Kirkuk (AsiaNews) – The referendum on the status of the city of Kirkuk, which was originally scheduled to take place later this year, has been postponed for two years, Iraqi newspaper Azzaman reported yesterday. According to the paper the decision was taken by Iraqi authorities with the agreement of Turkey which opposes the vote.
Kirkuk residents were scheduled to vote on whether to join the autonomous Kurdish region or remain in a Sunni province.
The decision to have the referendum postponed was taken during a visit on February 21 by Iraqi Vice-President Adel Abdulmahdi to Ankara.
After the Iraqi cabinet adopted a draft oil law on Monday, Kurds seemed to have given in also on this issue, most likely as a result of pressures from their US allies who do not want further clashes in Iraq and with Iraq’s neighbours.

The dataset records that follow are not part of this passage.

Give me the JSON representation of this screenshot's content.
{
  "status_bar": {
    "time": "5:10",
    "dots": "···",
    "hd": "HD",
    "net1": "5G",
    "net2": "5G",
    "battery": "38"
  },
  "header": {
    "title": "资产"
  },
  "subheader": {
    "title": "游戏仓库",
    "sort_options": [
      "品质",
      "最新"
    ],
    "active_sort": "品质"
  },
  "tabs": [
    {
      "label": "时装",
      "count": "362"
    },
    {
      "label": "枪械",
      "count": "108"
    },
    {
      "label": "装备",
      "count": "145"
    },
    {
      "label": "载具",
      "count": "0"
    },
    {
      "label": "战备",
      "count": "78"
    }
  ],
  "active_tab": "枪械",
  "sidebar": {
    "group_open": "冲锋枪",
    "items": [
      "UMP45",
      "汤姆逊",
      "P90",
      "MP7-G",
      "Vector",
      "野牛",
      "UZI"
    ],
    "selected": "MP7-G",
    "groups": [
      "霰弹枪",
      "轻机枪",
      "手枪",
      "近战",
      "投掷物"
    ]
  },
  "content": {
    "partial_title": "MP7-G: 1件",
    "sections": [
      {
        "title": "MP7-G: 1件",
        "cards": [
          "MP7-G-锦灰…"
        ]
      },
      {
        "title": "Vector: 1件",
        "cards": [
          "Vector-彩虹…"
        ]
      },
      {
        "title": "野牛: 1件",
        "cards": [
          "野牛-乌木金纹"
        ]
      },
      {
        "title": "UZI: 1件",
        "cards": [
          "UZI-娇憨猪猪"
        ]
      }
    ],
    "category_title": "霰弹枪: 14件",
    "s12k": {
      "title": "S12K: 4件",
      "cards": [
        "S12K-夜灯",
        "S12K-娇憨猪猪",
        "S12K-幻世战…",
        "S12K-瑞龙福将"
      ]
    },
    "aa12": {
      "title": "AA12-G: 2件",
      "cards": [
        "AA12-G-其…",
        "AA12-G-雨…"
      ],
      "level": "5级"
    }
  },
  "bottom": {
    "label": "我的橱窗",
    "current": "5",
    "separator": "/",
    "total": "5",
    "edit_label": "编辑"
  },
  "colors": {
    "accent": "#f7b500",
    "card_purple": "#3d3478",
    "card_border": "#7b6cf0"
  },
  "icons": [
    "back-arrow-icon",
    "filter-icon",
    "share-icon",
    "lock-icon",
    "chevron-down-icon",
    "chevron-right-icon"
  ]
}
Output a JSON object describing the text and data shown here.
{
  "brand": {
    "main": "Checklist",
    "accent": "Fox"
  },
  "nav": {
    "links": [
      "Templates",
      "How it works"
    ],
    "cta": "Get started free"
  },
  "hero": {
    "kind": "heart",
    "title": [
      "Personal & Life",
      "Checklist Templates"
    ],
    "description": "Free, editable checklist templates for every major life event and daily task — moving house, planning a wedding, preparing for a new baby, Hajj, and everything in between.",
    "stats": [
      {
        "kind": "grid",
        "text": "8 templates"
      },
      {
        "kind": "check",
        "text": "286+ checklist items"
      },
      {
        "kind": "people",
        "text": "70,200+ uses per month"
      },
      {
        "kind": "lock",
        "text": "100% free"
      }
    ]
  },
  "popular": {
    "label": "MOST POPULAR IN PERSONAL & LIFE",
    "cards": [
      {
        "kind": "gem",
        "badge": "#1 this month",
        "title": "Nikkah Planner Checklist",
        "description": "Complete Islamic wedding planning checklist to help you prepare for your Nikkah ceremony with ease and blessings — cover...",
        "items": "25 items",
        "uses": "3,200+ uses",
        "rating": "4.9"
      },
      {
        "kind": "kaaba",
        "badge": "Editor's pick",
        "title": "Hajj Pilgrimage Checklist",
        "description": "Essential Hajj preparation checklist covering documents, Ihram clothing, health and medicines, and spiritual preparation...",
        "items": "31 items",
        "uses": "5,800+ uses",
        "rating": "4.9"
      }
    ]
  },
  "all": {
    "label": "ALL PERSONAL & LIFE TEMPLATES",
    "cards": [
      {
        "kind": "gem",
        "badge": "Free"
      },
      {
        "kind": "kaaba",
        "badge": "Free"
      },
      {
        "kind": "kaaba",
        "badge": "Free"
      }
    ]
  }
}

In recent days tensions between Kurdistan and Turkey have mounted. Turkish authorities have warned that they might use military force if Kurdistan went ahead with plans to annex Kirkuk.
The bone of contention remains the area’s hydrocarbons; 70 per cent of Iraq’s gas is located in the area.
The fear is that if a referendum hands over the city to the Kurds, they might have enough resources to seek independence from the rest of Iraq.
Such a prospect is abhorrent to Turkey, worried that it might further accentuate Kurdish nationalism within its own borders.
Arabs living in the city are also opposed to the vote. The same is true for Turkmen who have started to complain that they are suffering from intimidation and attempts to force them to leave their homes.
Sources in Kirkuk told AsiaNews that an official announcement about the postponement could be made during an imminent meeting between Kurdish and Turkish leaders.
Two days ago the President of Kurdistan, Massoud Barzani, requested a meeting with Turkish leaders to discuss the Kurdistan Workers' Party (PKK). Ankara accuses Iraqi Kurds of protecting PKK fighters. Oil exploration and development in the Kurds’ autonomous region is also expected to be on the agenda.
Turkish Prime Minister Recep Tayyip Erdogan has said that he was open to dialogue.